Here are the facts: the costly acquisition of the mobile phone division of Nokia is a financial disaster for Microsoft. A total of about $8 billion was lost that we know so far and recently another $850 million is estimated to have been lost. Microsoft insider Paul Thurrot even speaks of a total of more than $10 billion lost.
Microsoft's 2016 lost a restart in 2017?
The signs for Microsoft were not bad: a huge market share in desktop PCs with Office being the most famous office software and the Xbox a successful gaming platform. So surely it should roll up the market of smartphones, right? Despite many years of experience with mobile operating systems Windows phones never took off. It has never succeeded in making the users of its Windows desktop too enthusiastic of Windows phone users. The full control of hardware and software has not brought its desired effect.
Now, Microsoft does not want to give up Windows 10 Mobile and the hardware that matches it. On the contrary, Terry Myerson, Windows and Devices Group manager at Microsoft, said the company wanted to continue focusing on enterprise customers. These customer groups are interested in issues such as data security, management solutions and Continuum. The Lumia 650 is already labelled by Microsoft as the perfect business phone. More Windows Mobile hardware is no longer expected this year - the mobile operating system is not even a focus in 2016. Next year, however, there could be a new smartphone - perhaps the fabled Surface Phone?
For private users Windows Mobile 10 is dead
So can the change of strategy towards business customers succeed? From the perspective of Microsoft it is, especially if it's possible to convince its enterprise customers of the concept. Arguments such as convergence between desktop and smartphone were always a 'maybe' anyway. With Continuum, Microsoft has long-presented perhaps one of the most interesting features of 2015.

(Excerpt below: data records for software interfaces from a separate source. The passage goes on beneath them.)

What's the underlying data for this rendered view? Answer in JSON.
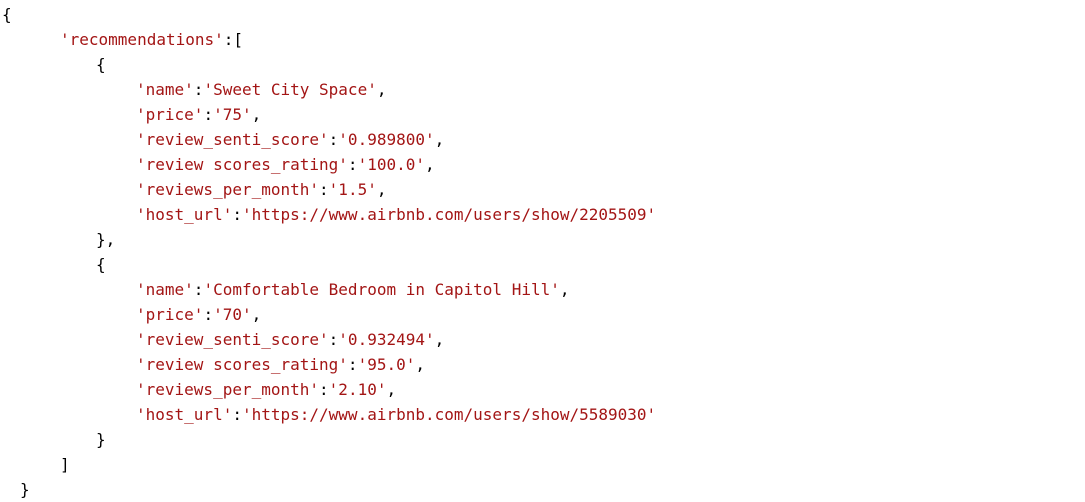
{
  "code": {
    "open_brace": "{",
    "close_brace": "}",
    "recommendations_key": "'recommendations'",
    "array_open": ":[",
    "array_close": "]",
    "item_open": "{",
    "item_close_comma": "},",
    "item_close": "}",
    "colon": ":",
    "comma": ",",
    "keys": {
      "name": "'name'",
      "price": "'price'",
      "review_senti_score": "'review_senti_score'",
      "review_scores_rating": "'review scores_rating'",
      "reviews_per_month": "'reviews_per_month'",
      "host_url": "'host_url'"
    },
    "items": [
      {
        "name": "'Sweet City Space'",
        "price": "'75'",
        "review_senti_score": "'0.989800'",
        "review_scores_rating": "'100.0'",
        "reviews_per_month": "'1.5'",
        "host_url": "'https://www.airbnb.com/users/show/2205509'"
      },
      {
        "name": "'Comfortable Bedroom in Capitol Hill'",
        "price": "'70'",
        "review_senti_score": "'0.932494'",
        "review_scores_rating": "'95.0'",
        "reviews_per_month": "'2.10'",
        "host_url": "'https://www.airbnb.com/users/show/5589030'"
      }
    ]
  }
}
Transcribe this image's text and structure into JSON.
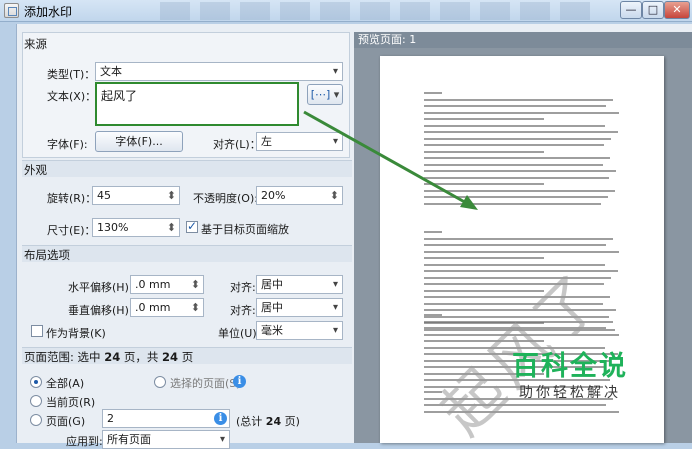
{
  "window": {
    "title": "添加水印",
    "min": "—",
    "max": "□",
    "close": "✕"
  },
  "source": {
    "title": "来源",
    "type_label": "类型(T)：",
    "type_value": "文本",
    "text_label": "文本(X)：",
    "text_value": "起风了",
    "insert_btn": "[⋯]",
    "font_label": "字体(F):",
    "font_btn": "字体(F)...",
    "align_label": "对齐(L)：",
    "align_value": "左"
  },
  "appearance": {
    "title": "外观",
    "rotate_label": "旋转(R)：",
    "rotate_value": "45",
    "opacity_label": "不透明度(O):",
    "opacity_value": "20%",
    "size_label": "尺寸(E)：",
    "size_value": "130%",
    "scale_label": "基于目标页面缩放"
  },
  "layout": {
    "title": "布局选项",
    "hoffset_label": "水平偏移(H):",
    "hoffset_value": ".0 mm",
    "halign_label": "对齐:",
    "halign_value": "居中",
    "voffset_label": "垂直偏移(H):",
    "voffset_value": ".0 mm",
    "valign_label": "对齐:",
    "valign_value": "居中",
    "background_label": "作为背景(K)",
    "unit_label": "单位(U):",
    "unit_value": "毫米"
  },
  "range": {
    "title_a": "页面范围: 选中",
    "count_a": "24",
    "title_b": "页，共",
    "count_b": "24",
    "title_c": "页",
    "all_label": "全部(A)",
    "selected_label": "选择的页面(S)",
    "current_label": "当前页(R)",
    "pages_label": "页面(G)",
    "pages_value": "2",
    "total_a": "(总计",
    "total_count": "24",
    "total_b": "页)",
    "apply_label": "应用到:",
    "apply_value": "所有页面"
  },
  "preview": {
    "header": "预览页面: 1",
    "watermark": "起风了"
  },
  "site_logo": {
    "main": "百科全说",
    "sub": "助你轻松解决"
  },
  "colors": {
    "highlight": "#2f8a2f",
    "logo_green": "#1fb25a",
    "accent": "#1e5aa8"
  }
}
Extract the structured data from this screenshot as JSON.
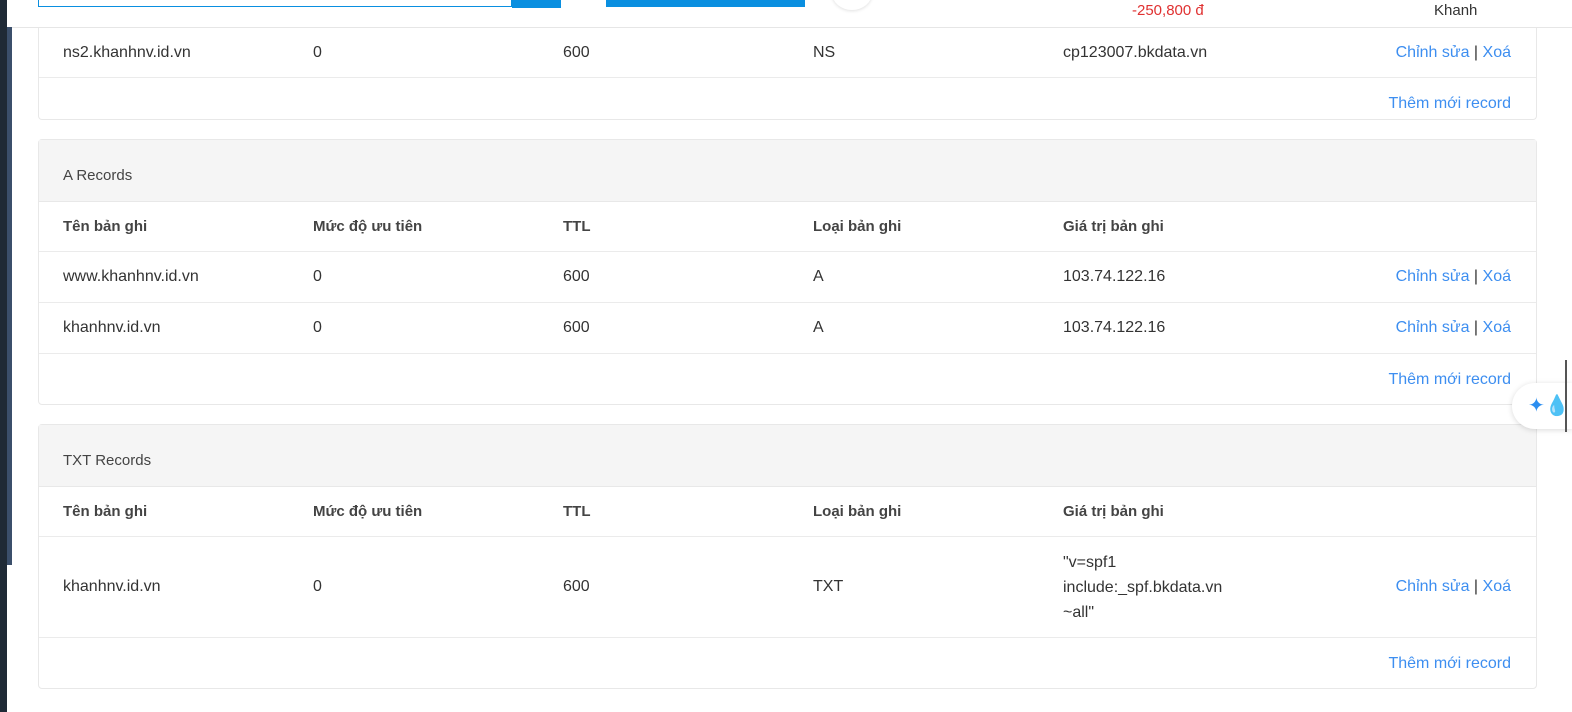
{
  "topbar": {
    "balance": "-250,800 đ",
    "user": "Khanh"
  },
  "columns": [
    "Tên bản ghi",
    "Mức độ ưu tiên",
    "TTL",
    "Loại bản ghi",
    "Giá trị bản ghi"
  ],
  "actions": {
    "edit": "Chỉnh sửa",
    "sep": "|",
    "delete": "Xoá",
    "add": "Thêm mới record"
  },
  "ns": {
    "rows": [
      {
        "name": "ns2.khanhnv.id.vn",
        "priority": "0",
        "ttl": "600",
        "type": "NS",
        "value": "cp123007.bkdata.vn"
      }
    ]
  },
  "a": {
    "title": "A Records",
    "rows": [
      {
        "name": "www.khanhnv.id.vn",
        "priority": "0",
        "ttl": "600",
        "type": "A",
        "value": "103.74.122.16"
      },
      {
        "name": "khanhnv.id.vn",
        "priority": "0",
        "ttl": "600",
        "type": "A",
        "value": "103.74.122.16"
      }
    ]
  },
  "txt": {
    "title": "TXT Records",
    "rows": [
      {
        "name": "khanhnv.id.vn",
        "priority": "0",
        "ttl": "600",
        "type": "TXT",
        "value": "\"v=spf1 include:_spf.bkdata.vn ~all\""
      }
    ]
  },
  "colors": {
    "accent": "#0a8fe0",
    "link": "#3d8ef0",
    "negative": "#e03131"
  }
}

The purchase of a Windows 10 Mobile smartphone for private customers would not be so appealing if Microsoft withdraws from its own platform. Companies like BlackBerry have already tried to attract business customers and failed. Even if Microsoft, on paper, realigns only their own hardware department, the message remains:
Personally, I already feel a pang of loss. The tile appearance was an interesting approach. It was particularly great that even weaker processors could still achieve an attractive appearance on a Windows Phone. There was rarely any lag or jerkiness.There was even a time when I possessed a Lumia 630 and there were multiple Windows Phones on the tip of my tongue for when friends asked for smartphone recommendations under 200 EUR. Those days are now over.

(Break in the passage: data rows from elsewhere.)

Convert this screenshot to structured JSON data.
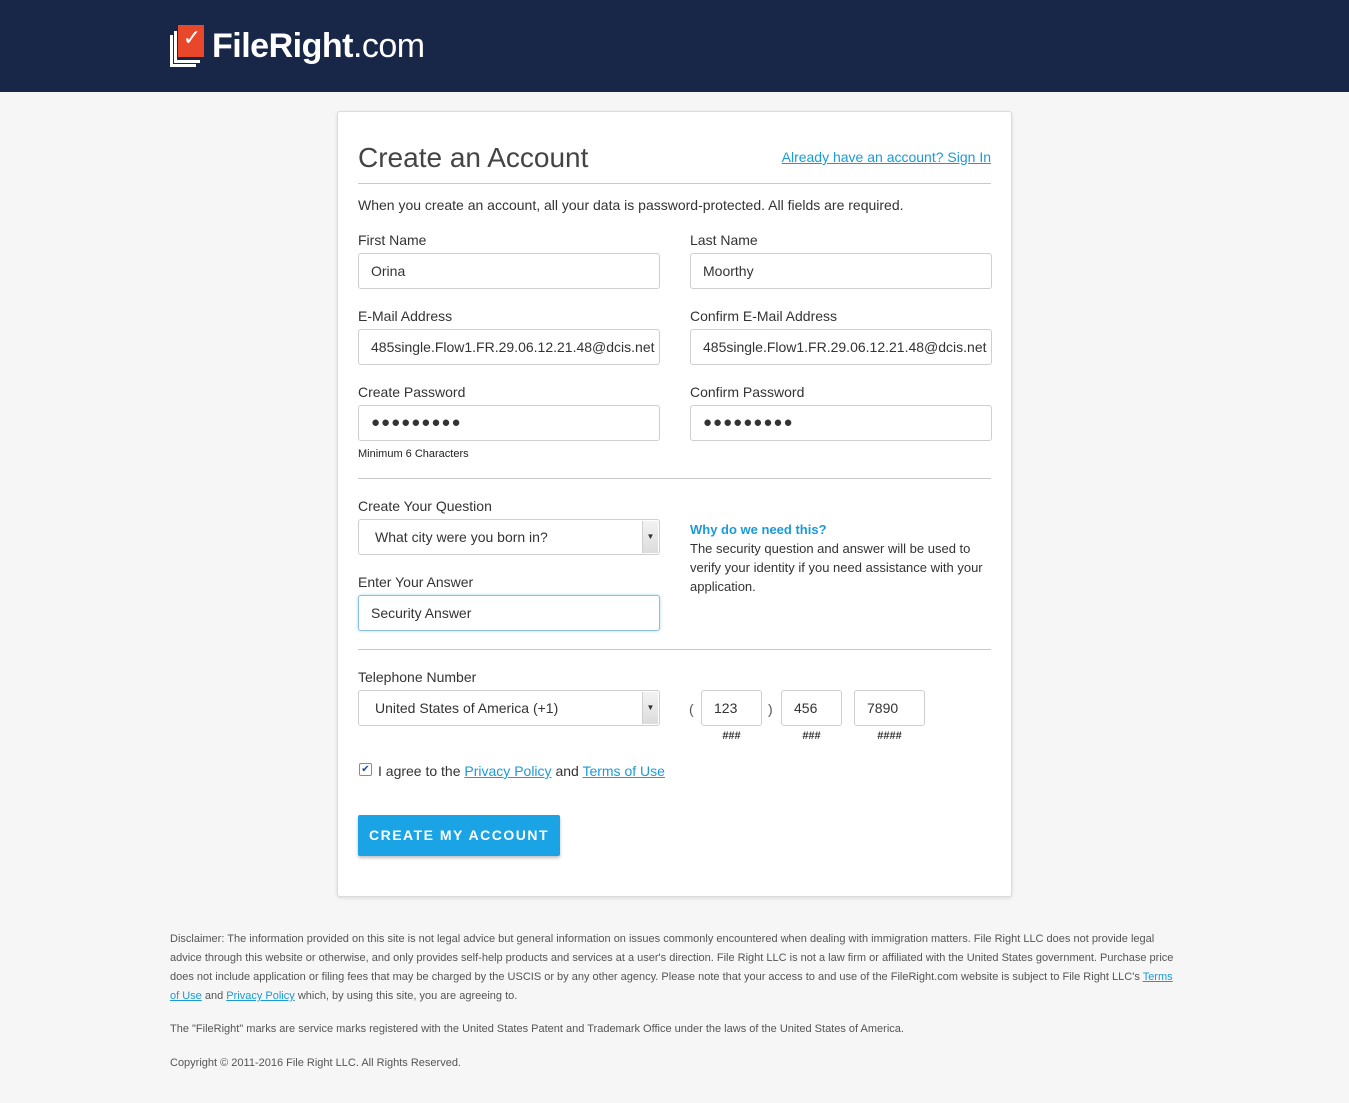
{
  "header": {
    "logo_text_bold": "FileRight",
    "logo_text_suffix": ".com"
  },
  "form": {
    "title": "Create an Account",
    "signin_link": "Already have an account? Sign In",
    "intro": "When you create an account, all your data is password-protected. All fields are required.",
    "first_name": {
      "label": "First Name",
      "value": "Orina"
    },
    "last_name": {
      "label": "Last Name",
      "value": "Moorthy"
    },
    "email": {
      "label": "E-Mail Address",
      "value": "485single.Flow1.FR.29.06.12.21.48@dcis.net"
    },
    "confirm_email": {
      "label": "Confirm E-Mail Address",
      "value": "485single.Flow1.FR.29.06.12.21.48@dcis.net"
    },
    "password": {
      "label": "Create Password",
      "value": "●●●●●●●●●",
      "hint": "Minimum 6 Characters"
    },
    "confirm_password": {
      "label": "Confirm Password",
      "value": "●●●●●●●●●"
    },
    "question": {
      "label": "Create Your Question",
      "selected": "What city were you born in?"
    },
    "answer": {
      "label": "Enter Your Answer",
      "value": "Security Answer"
    },
    "why": {
      "title": "Why do we need this?",
      "body": "The security question and answer will be used to verify your identity if you need assistance with your application."
    },
    "phone": {
      "label": "Telephone Number",
      "country": "United States of America (+1)",
      "open_paren": "(",
      "close_paren": ")",
      "area": "123",
      "prefix": "456",
      "line": "7890",
      "area_hint": "###",
      "prefix_hint": "###",
      "line_hint": "####"
    },
    "agree": {
      "checked": true,
      "check_glyph": "✔",
      "text_before": "I agree to the",
      "privacy": "Privacy Policy",
      "text_mid": "and",
      "terms": "Terms of Use"
    },
    "submit": "CREATE MY ACCOUNT"
  },
  "footer": {
    "disclaimer": "Disclaimer: The information provided on this site is not legal advice but general information on issues commonly encountered when dealing with immigration matters. File Right LLC does not provide legal advice through this website or otherwise, and only provides self-help products and services at a user's direction. File Right LLC is not a law firm or affiliated with the United States government. Purchase price does not include application or filing fees that may be charged by the USCIS or by any other agency. Please note that your access to and use of the FileRight.com website is subject to File Right LLC's",
    "terms_link": "Terms of Use",
    "and": "and",
    "privacy_link": "Privacy Policy",
    "disclaimer_end": "which, by using this site, you are agreeing to.",
    "marks": "The \"FileRight\" marks are service marks registered with the United States Patent and Trademark Office under the laws of the United States of America.",
    "copyright": "Copyright © 2011-2016 File Right LLC. All Rights Reserved."
  },
  "colors": {
    "header_bg": "#182647",
    "accent": "#1aa3e5",
    "logo_red": "#e8472a"
  }
}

What are your thoughts on the passing of Windows 10 for mobile. Do you know a Windows 10 feature that should make the jump over to Android? Let us know in the comments.